In recent years, the availability of huge amounts of data across virtually all fields has ushered in an entirely new way of thinking about and using data. The scientific method --- and classical statistics --- involves formulating a hypothesis, and then testing that (pre-specified) hypothesis on some data. However, as datasets have continued to grow in size, the goal of data generation has increasingly moved away from using data to test a pre-specified hypothesis. Instead, people use data to generate new hypotheses and then test those hypotheses on the same data. Unfortunately, classical statistical methods do not apply when the same data are used for hypothesis generation and hypothesis testing. In this talk, I'll show what can go wrong when people engage in this sort of "double-dipping". I will also present some solutions, using the new statistical framework of selective inference.
About the Speaker
Daniela Witten is a professor of Statistics and Biostatistics at University of Washington, and the Dorothy Gilford Endowed Chair in Mathematical Statistics.
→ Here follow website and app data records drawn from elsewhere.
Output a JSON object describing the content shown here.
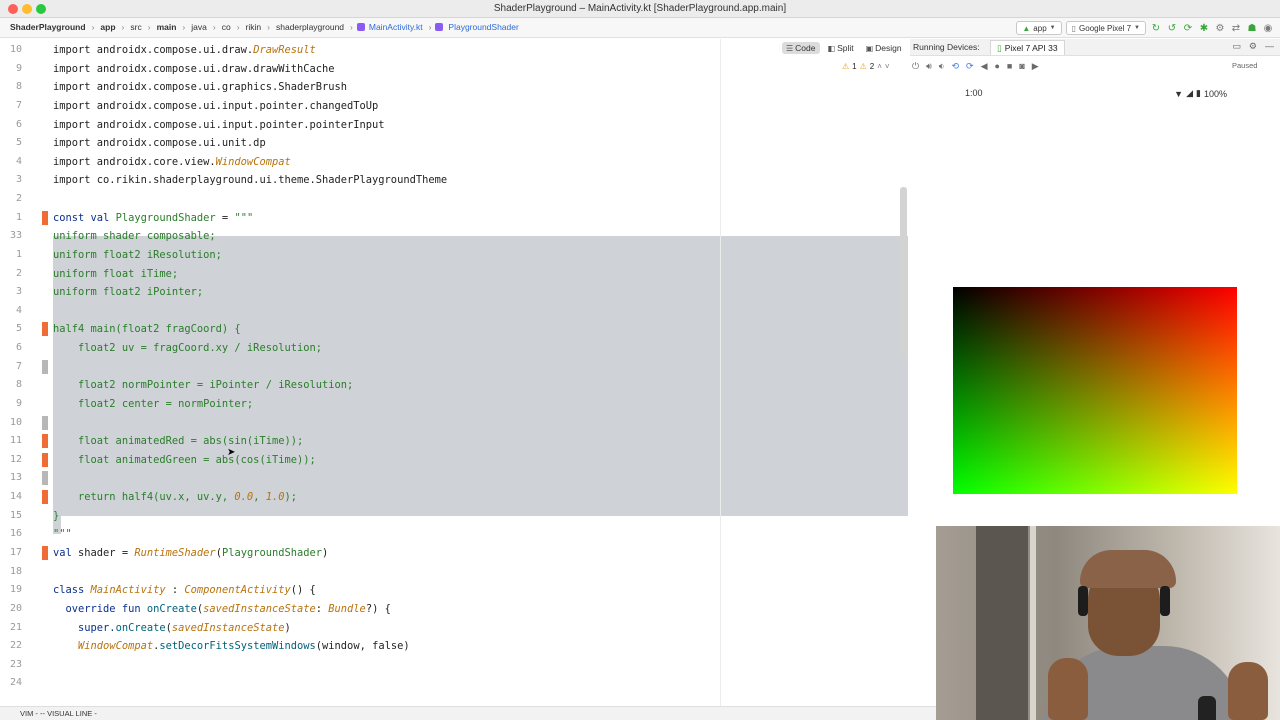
{
  "window": {
    "title": "ShaderPlayground – MainActivity.kt [ShaderPlayground.app.main]"
  },
  "breadcrumbs": [
    "ShaderPlayground",
    "app",
    "src",
    "main",
    "java",
    "co",
    "rikin",
    "shaderplayground",
    "MainActivity.kt",
    "PlaygroundShader"
  ],
  "toolbar": {
    "run_config": "app",
    "device": "Google Pixel 7"
  },
  "view_modes": {
    "code": "Code",
    "split": "Split",
    "design": "Design"
  },
  "running_devices": {
    "label": "Running Devices:",
    "tab": "Pixel 7 API 33",
    "state": "Paused"
  },
  "inspections": {
    "warnings": "1",
    "weak_warnings": "2"
  },
  "device_screen": {
    "time": "1:00",
    "battery": "100%"
  },
  "editor": {
    "lines": [
      {
        "num": "10",
        "segments": [
          {
            "t": "import androidx.compose.ui.draw.",
            "c": ""
          },
          {
            "t": "DrawResult",
            "c": "ital"
          }
        ]
      },
      {
        "num": "9",
        "segments": [
          {
            "t": "import androidx.compose.ui.draw.drawWithCache",
            "c": ""
          }
        ]
      },
      {
        "num": "8",
        "segments": [
          {
            "t": "import androidx.compose.ui.graphics.ShaderBrush",
            "c": ""
          }
        ]
      },
      {
        "num": "7",
        "segments": [
          {
            "t": "import androidx.compose.ui.input.pointer.changedToUp",
            "c": ""
          }
        ]
      },
      {
        "num": "6",
        "segments": [
          {
            "t": "import androidx.compose.ui.input.pointer.pointerInput",
            "c": ""
          }
        ]
      },
      {
        "num": "5",
        "segments": [
          {
            "t": "import androidx.compose.ui.unit.dp",
            "c": ""
          }
        ]
      },
      {
        "num": "4",
        "segments": [
          {
            "t": "import androidx.core.view.",
            "c": ""
          },
          {
            "t": "WindowCompat",
            "c": "ital"
          }
        ]
      },
      {
        "num": "3",
        "segments": [
          {
            "t": "import co.rikin.shaderplayground.ui.theme.ShaderPlaygroundTheme",
            "c": ""
          }
        ]
      },
      {
        "num": "2",
        "segments": [
          {
            "t": "",
            "c": ""
          }
        ]
      },
      {
        "num": "1",
        "segments": [
          {
            "t": "const val ",
            "c": "kw"
          },
          {
            "t": "PlaygroundShader",
            "c": "str"
          },
          {
            "t": " = ",
            "c": ""
          },
          {
            "t": "\"\"\"",
            "c": "str"
          }
        ]
      },
      {
        "num": "33",
        "segments": [
          {
            "t": "uniform shader composable;",
            "c": "str"
          }
        ]
      },
      {
        "num": "1",
        "segments": [
          {
            "t": "uniform float2 iResolution;",
            "c": "str"
          }
        ]
      },
      {
        "num": "2",
        "segments": [
          {
            "t": "uniform float iTime;",
            "c": "str"
          }
        ]
      },
      {
        "num": "3",
        "segments": [
          {
            "t": "uniform float2 iPointer;",
            "c": "str"
          }
        ]
      },
      {
        "num": "4",
        "segments": [
          {
            "t": "",
            "c": ""
          }
        ]
      },
      {
        "num": "5",
        "segments": [
          {
            "t": "half4 main(float2 fragCoord) {",
            "c": "str"
          }
        ]
      },
      {
        "num": "6",
        "segments": [
          {
            "t": "    float2 uv = fragCoord.xy / iResolution;",
            "c": "str"
          }
        ]
      },
      {
        "num": "7",
        "segments": [
          {
            "t": "",
            "c": ""
          }
        ]
      },
      {
        "num": "8",
        "segments": [
          {
            "t": "    float2 normPointer = iPointer / iResolution;",
            "c": "str"
          }
        ]
      },
      {
        "num": "9",
        "segments": [
          {
            "t": "    float2 center = normPointer;",
            "c": "str"
          }
        ]
      },
      {
        "num": "10",
        "segments": [
          {
            "t": "",
            "c": ""
          }
        ]
      },
      {
        "num": "11",
        "segments": [
          {
            "t": "    float animatedRed = abs(sin(iTime));",
            "c": "str"
          }
        ]
      },
      {
        "num": "12",
        "segments": [
          {
            "t": "    float animatedGreen = abs(cos(iTime));",
            "c": "str"
          }
        ]
      },
      {
        "num": "13",
        "segments": [
          {
            "t": "",
            "c": ""
          }
        ]
      },
      {
        "num": "14",
        "segments": [
          {
            "t": "    return half4(uv.x, uv.y, ",
            "c": "str"
          },
          {
            "t": "0.0",
            "c": "ital"
          },
          {
            "t": ", ",
            "c": "str"
          },
          {
            "t": "1.0",
            "c": "ital"
          },
          {
            "t": ");",
            "c": "str"
          }
        ]
      },
      {
        "num": "15",
        "segments": [
          {
            "t": "}",
            "c": "str"
          }
        ]
      },
      {
        "num": "16",
        "segments": [
          {
            "t": "\"\"\"",
            "c": "str"
          }
        ]
      },
      {
        "num": "17",
        "segments": [
          {
            "t": "val ",
            "c": "kw"
          },
          {
            "t": "shader",
            "c": ""
          },
          {
            "t": " = ",
            "c": ""
          },
          {
            "t": "RuntimeShader",
            "c": "ital"
          },
          {
            "t": "(",
            "c": ""
          },
          {
            "t": "PlaygroundShader",
            "c": "str"
          },
          {
            "t": ")",
            "c": ""
          }
        ]
      },
      {
        "num": "18",
        "segments": [
          {
            "t": "",
            "c": ""
          }
        ]
      },
      {
        "num": "19",
        "segments": [
          {
            "t": "class ",
            "c": "kw"
          },
          {
            "t": "MainActivity",
            "c": "ital"
          },
          {
            "t": " : ",
            "c": ""
          },
          {
            "t": "ComponentActivity",
            "c": "ital"
          },
          {
            "t": "() {",
            "c": ""
          }
        ]
      },
      {
        "num": "20",
        "segments": [
          {
            "t": "  override fun ",
            "c": "kw"
          },
          {
            "t": "onCreate",
            "c": "fn"
          },
          {
            "t": "(",
            "c": ""
          },
          {
            "t": "savedInstanceState",
            "c": "ital"
          },
          {
            "t": ": ",
            "c": ""
          },
          {
            "t": "Bundle",
            "c": "ital"
          },
          {
            "t": "?) {",
            "c": ""
          }
        ]
      },
      {
        "num": "21",
        "segments": [
          {
            "t": "    super.",
            "c": "kw"
          },
          {
            "t": "onCreate",
            "c": "fn"
          },
          {
            "t": "(",
            "c": ""
          },
          {
            "t": "savedInstanceState",
            "c": "ital"
          },
          {
            "t": ")",
            "c": ""
          }
        ]
      },
      {
        "num": "22",
        "segments": [
          {
            "t": "    ",
            "c": ""
          },
          {
            "t": "WindowCompat",
            "c": "ital"
          },
          {
            "t": ".",
            "c": ""
          },
          {
            "t": "setDecorFitsSystemWindows",
            "c": "fn"
          },
          {
            "t": "(window, false)",
            "c": ""
          }
        ]
      },
      {
        "num": "23",
        "segments": [
          {
            "t": "",
            "c": ""
          }
        ]
      },
      {
        "num": "24",
        "segments": [
          {
            "t": "",
            "c": ""
          }
        ]
      }
    ]
  },
  "status_bar": {
    "mode": "VIM - -- VISUAL LINE -"
  }
}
She develops statistical machine learning methods for high-dimensional data, with a focus on unsupervised learning.
Daniela is the recipient of an NIH Director's Early Independence Award, a Sloan Research Fellowship, an NSF CAREER Award, a Simons Investigator Award in Mathematical Modeling of Living Systems, a David Byar Award, a Gertrude Cox Scholarship, and an NDSEG Research Fellowship. She is also the recipient of the Spiegelman Award from the American Public Health Association for a statistician under age 40 who has made outstanding contributions to statistics for public health, as well as the Leo Breiman Award for contributions to the field of statistical machine learning. She is a Fellow of the American Statistical Association, and an Elected Member of the International Statistical Institute.
Daniela’s work has been featured in the popular media: among other forums, in Forbes Magazine (three times) and Elle Magazine, on KUOW radio (Seattle's local NPR affiliate station), in a NOVA documentary, and as a PopTech Science Fellow.
Daniela is a co-author (with Gareth James, Trevor Hastie, and Rob Tibshirani) of the very popular textbook "Introduction to Statistical Learning". She was a member of the National Academy of Medicine (formerly the Institute of Medicine) committee that released the report "Evolution of Translational Omics".
Daniela completed a BS in Math and Biology with Honors and Distinction at Stanford University in 2005, and a PhD in Statistics at Stanford University in 2010.